Konkona Sensharma swept many awards when she made her debut film as a director with A Death in the Gunj in 2016. Previously, she had won two National Film Awards for Mr. and Mrs. Iyer (2002) and Omkara (2006). Konkona can boast of something very few Bollywood actresses can, a career graph with some wonderful performances in critically-acclaimed films. The actor is currently basking in the praises coming her way for the web series Mumbai Diaries 26/11. Amidst her busy schedule, we spoke to Konkona about her latest oeuvre, foray into the digital space, and more. Excerpts:
Your role in Mumbai Diaries 26/11 was a major departure from the strong characters you played earlier. What prompted you to take it up?
I was also pleasantly surprised because I often played a woman of substance, and here I was playing Chitra Das, who was vulnerable because of her past experiences. She is healing and recovering and thrust in the middle of the crisis, and ultimately she does display a lot of strength and resilience. We perceive strength is about someone who is loud, and consider that as an authority. In the middle of the crisis, she fixates on someone who has no one. Her vulnerability then turns into compassion, and she feels comfort in healing others. I found her to be an character.
Most of your roles have some quirks, and somewhere down the line, we end up seeing a bit of Konkona in those. Is it a conscious shift?
I don’t think I do it consciously. I do try to relate to all the characters that I take up so that I can make them more real for myself. At times, I base a particular character on someone from real life who may not be exactly like that character but shares few traits with it. It is more like an intuitive process. It is not that I have a set plan. It is something that develops through rehearsals, look tests and discussions with the director. Such things seep in during the preparation before we start shooting. I also try to imbibe something from my life into the role. If my character is having a bad day on screen that day, I might use something from my daily encounters for the scene. I do try and experiment with different things to make my character real for me.

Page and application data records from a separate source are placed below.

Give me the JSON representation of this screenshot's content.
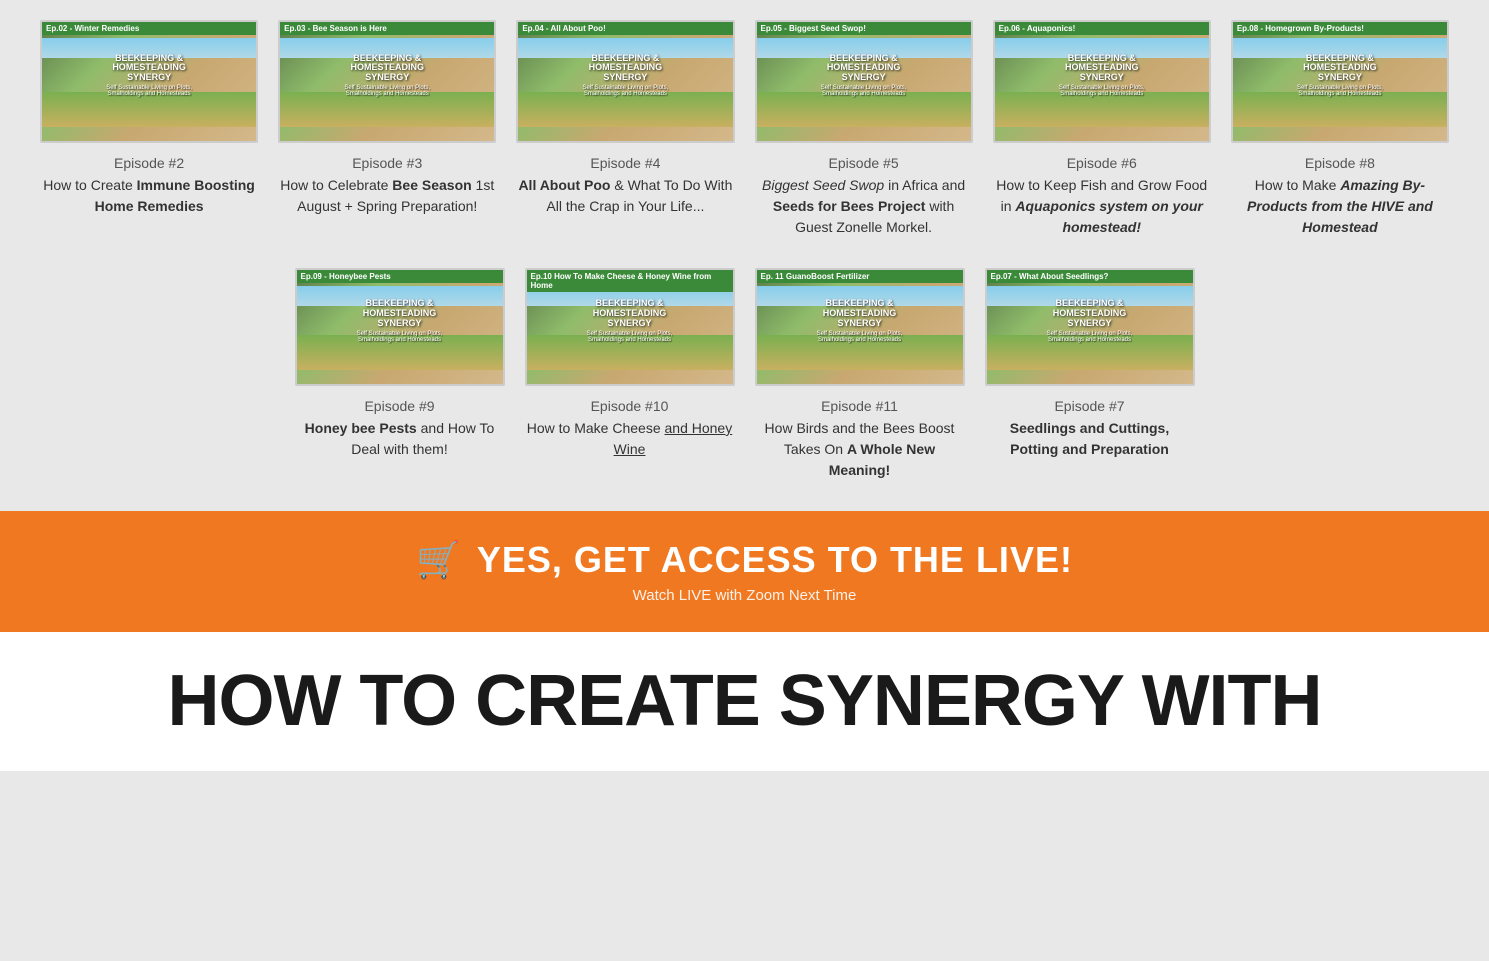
{
  "episodes_top": [
    {
      "id": "ep2",
      "banner": "Ep.02 - Winter Remedies",
      "banner_color": "#3a8a3a",
      "thumb_title": "BEEKEEPING &\nHOMESTEADING\nSYNERGY",
      "thumb_sub": "Self Sustainable Living on Plots,\nSmalholdings and Homesteads",
      "number": "Episode #2",
      "desc_plain": "How to Create ",
      "desc_bold": "Immune Boosting\nHome Remedies"
    },
    {
      "id": "ep3",
      "banner": "Ep.03 - Bee Season is Here",
      "banner_color": "#3a8a3a",
      "thumb_title": "BEEKEEPING &\nHOMESTEADING\nSYNERGY",
      "thumb_sub": "Self Sustainable Living on Plots,\nSmalholdings and Homesteads",
      "number": "Episode #3",
      "desc_plain": "How to Celebrate ",
      "desc_bold": "Bee Season",
      "desc_plain2": " 1st August + Spring Preparation!"
    },
    {
      "id": "ep4",
      "banner": "Ep.04 - All About Poo!",
      "banner_color": "#3a8a3a",
      "thumb_title": "BEEKEEPING &\nHOMESTEADING\nSYNERGY",
      "thumb_sub": "Self Sustainable Living on Plots,\nSmalholdings and Homesteads",
      "number": "Episode #4",
      "desc_bold_prefix": "All About Poo",
      "desc_plain": " & What To Do With All the Crap in Your Life..."
    },
    {
      "id": "ep5",
      "banner": "Ep.05 - Biggest Seed Swop!",
      "banner_color": "#3a8a3a",
      "thumb_title": "BEEKEEPING &\nHOMESTEADING\nSYNERGY",
      "thumb_sub": "Self Sustainable Living on Plots,\nSmalholdings and Homesteads",
      "number": "Episode #5",
      "desc_italic": "Biggest Seed Swop",
      "desc_plain": " in Africa and ",
      "desc_bold": "Seeds for Bees Project",
      "desc_plain2": " with Guest Zonelle Morkel."
    },
    {
      "id": "ep6",
      "banner": "Ep.06 - Aquaponics!",
      "banner_color": "#3a8a3a",
      "thumb_title": "BEEKEEPING &\nHOMESTEADING\nSYNERGY",
      "thumb_sub": "Self Sustainable Living on Plots,\nSmalholdings and Homesteads",
      "number": "Episode #6",
      "desc_plain": "How to Keep Fish and Grow Food in ",
      "desc_italic_bold": "Aquaponics system on your homestead!"
    },
    {
      "id": "ep8",
      "banner": "Ep.08 - Homegrown By-Products!",
      "banner_color": "#3a8a3a",
      "thumb_title": "BEEKEEPING &\nHOMESTEADING\nSYNERGY",
      "thumb_sub": "Self Sustainable Living on Plots,\nSmalholdings and Homesteads",
      "number": "Episode #8",
      "desc_plain": "How to Make ",
      "desc_italic_bold": "Amazing By-Products from the HIVE and Homestead"
    }
  ],
  "episodes_bottom": [
    {
      "id": "ep9",
      "banner": "Ep.09 - Honeybee Pests",
      "banner_color": "#3a8a3a",
      "thumb_title": "BEEKEEPING &\nHOMESTEADING\nSYNERGY",
      "thumb_sub": "Self Sustainable Living on Plots,\nSmalholdings and Homesteads",
      "number": "Episode #9",
      "desc_bold": "Honey bee Pests",
      "desc_plain": " and How To Deal with them!"
    },
    {
      "id": "ep10",
      "banner": "Ep.10 How To Make Cheese & Honey Wine from Home",
      "banner_color": "#3a8a3a",
      "thumb_title": "BEEKEEPING &\nHOMESTEADING\nSYNERGY",
      "thumb_sub": "Self Sustainable Living on Plots,\nSmalholdings and Homesteads",
      "number": "Episode #10",
      "desc_plain": "How to Make Cheese ",
      "desc_underline": "and Honey Wine"
    },
    {
      "id": "ep11",
      "banner": "Ep. 11 GuanoBoost Fertilizer",
      "banner_color": "#3a8a3a",
      "thumb_title": "BEEKEEPING &\nHOMESTEADING\nSYNERGY",
      "thumb_sub": "Self Sustainable Living on Plots,\nSmalholdings and Homesteads",
      "number": "Episode #11",
      "desc_plain": "How Birds and the Bees Boost Takes On ",
      "desc_bold": "A Whole New Meaning!"
    },
    {
      "id": "ep7",
      "banner": "Ep.07 - What About Seedlings?",
      "banner_color": "#3a8a3a",
      "thumb_title": "BEEKEEPING &\nHOMESTEADING\nSYNERGY",
      "thumb_sub": "Self Sustainable Living on Plots,\nSmalholdings and Homesteads",
      "number": "Episode #7",
      "desc_bold": "Seedlings and Cuttings, Potting and Preparation"
    }
  ],
  "cta": {
    "main_text": "YES, GET ACCESS TO THE LIVE!",
    "sub_text": "Watch LIVE with Zoom Next Time",
    "cart_icon": "🛒"
  },
  "bottom_heading": "HOW TO CREATE SYNERGY WITH"
}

You are also rather selective in your process as an actor. Any science behind that?
Well, if you are offered five roles, you tend to pick the one that is the most interesting and that which can resonate with you. I had this feeling when I was playing Bharati Mondal in Geeli Pucchi in the anthology, Ajeeb Daastaans. I do not want to miss such roles. Plus, there are other constraints because I have a young son, and I want to spend time with him and do not want to be out of town for far too long. I am now shooting in a remote part of Kerala near Vagamon, away from home.
It has been four years since you made A Death in the Gunj. Is the sequel happening?
There is no sequel. Shutu (played by Vikrant Massey) is dead.
But it had a cliffhanger, hinting there might be more to what we saw in the climax...
(Laughs) It is a subtle kind of ending because I wanted to indicate that he has killed himself and died by suicide. But his ghost remains. By that, I mean his emotional presence is there, and the other two people in the car are thinking about him. I did not want to think about reality and the parameters of reality. I wanted to take a leap from where Shutu is also looking back on the last week of his life and what happened.
So, I may not do a sequel, but if I feel inspired, I will do another film and direct something else. You have to remember that I am primarily an actor and I am busy with some nice roles. So, I will take my time in choosing projects I want to direct.